Also at the maximum focal length we deal with similar results. With the aperture fully open you have to accept the light fall-off of 37% in the corners (-1.33 EV). By f/2.0 that value amounts to 31% (-1.06 EV) and by f/2.8 – only 16% (-0.50 EV). The vignetting disappears by f/4.0 where it reaches just 10% (-0.29 EV).
The results of 34-37% the Sigma showed on the maximum relative aperture cannot be called low. On the other hand, though, compared to the potential rivals, they still look impressive. Let’s remind here that the 1.8/35 lenses produced by Nikon and Sony for smaller sensors, had results of 37-44% so they performed similarly or a bit worse than the Sigma.
The Sigma presents itself even better if compared to full frame 24-70 or 28-70 mm f/2.8 lenses.

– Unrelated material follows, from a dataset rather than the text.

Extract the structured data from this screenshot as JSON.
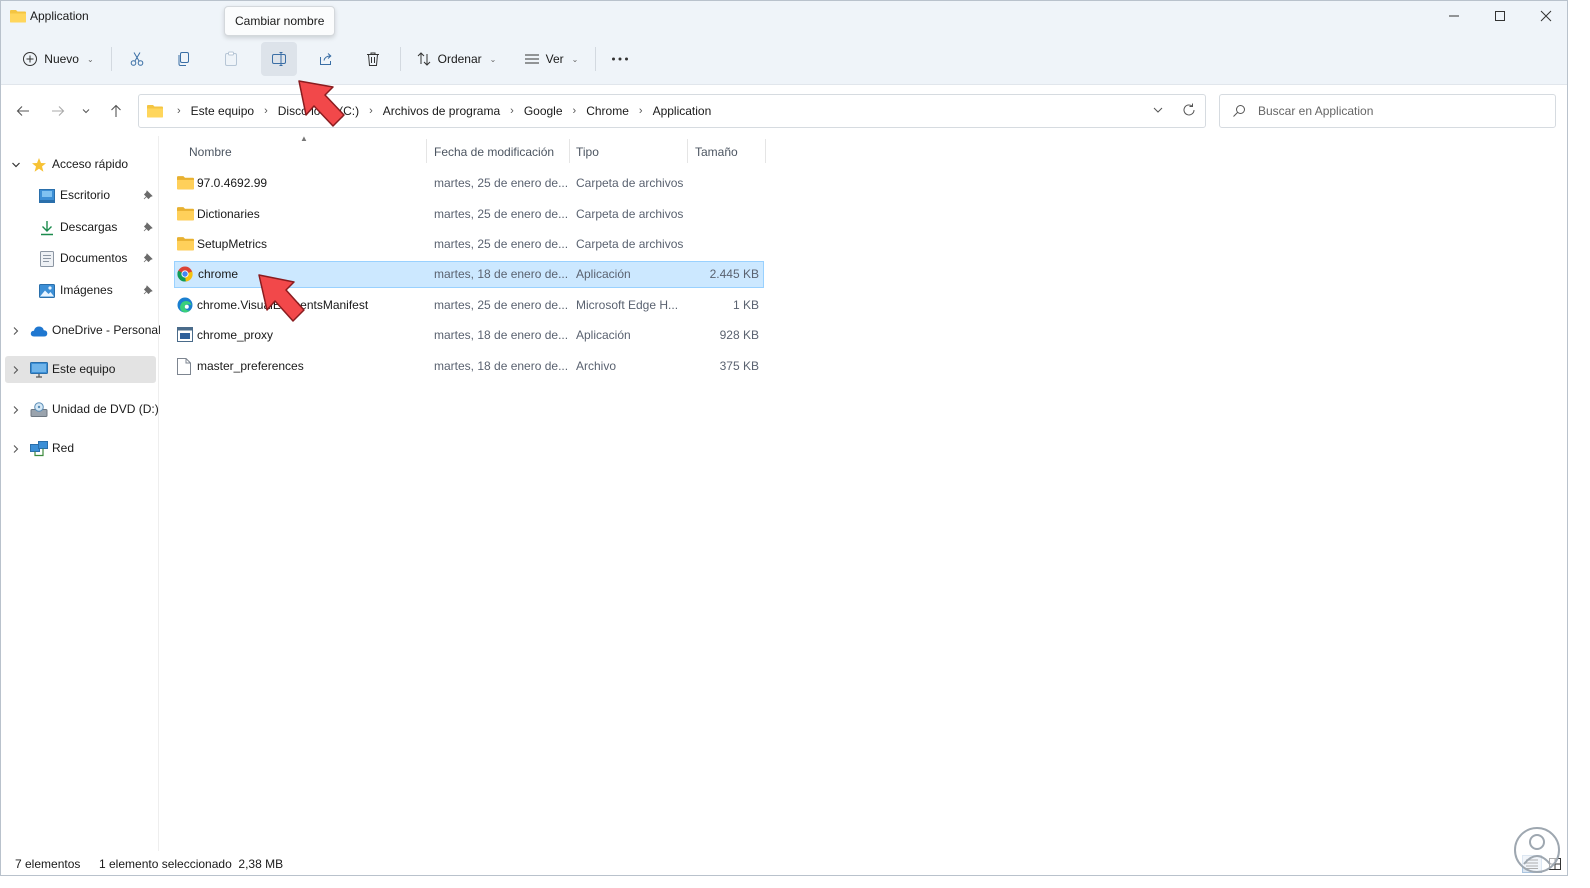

They, at their much slower maximum relative apertures, can lose in the corners from over 40 to even over 60% of light!
The Sigma A 18-35 mm f/1.8 DC HSM also shouldn’t be inhibited when compared to 17-50 mm f/2.8 lenses. Those constructions, being over 1 EV slower and designed for the same APS-C/DX sensor, can have the vignetting on a level of 30-40% so exactly the same as the tested, much faster Sigma.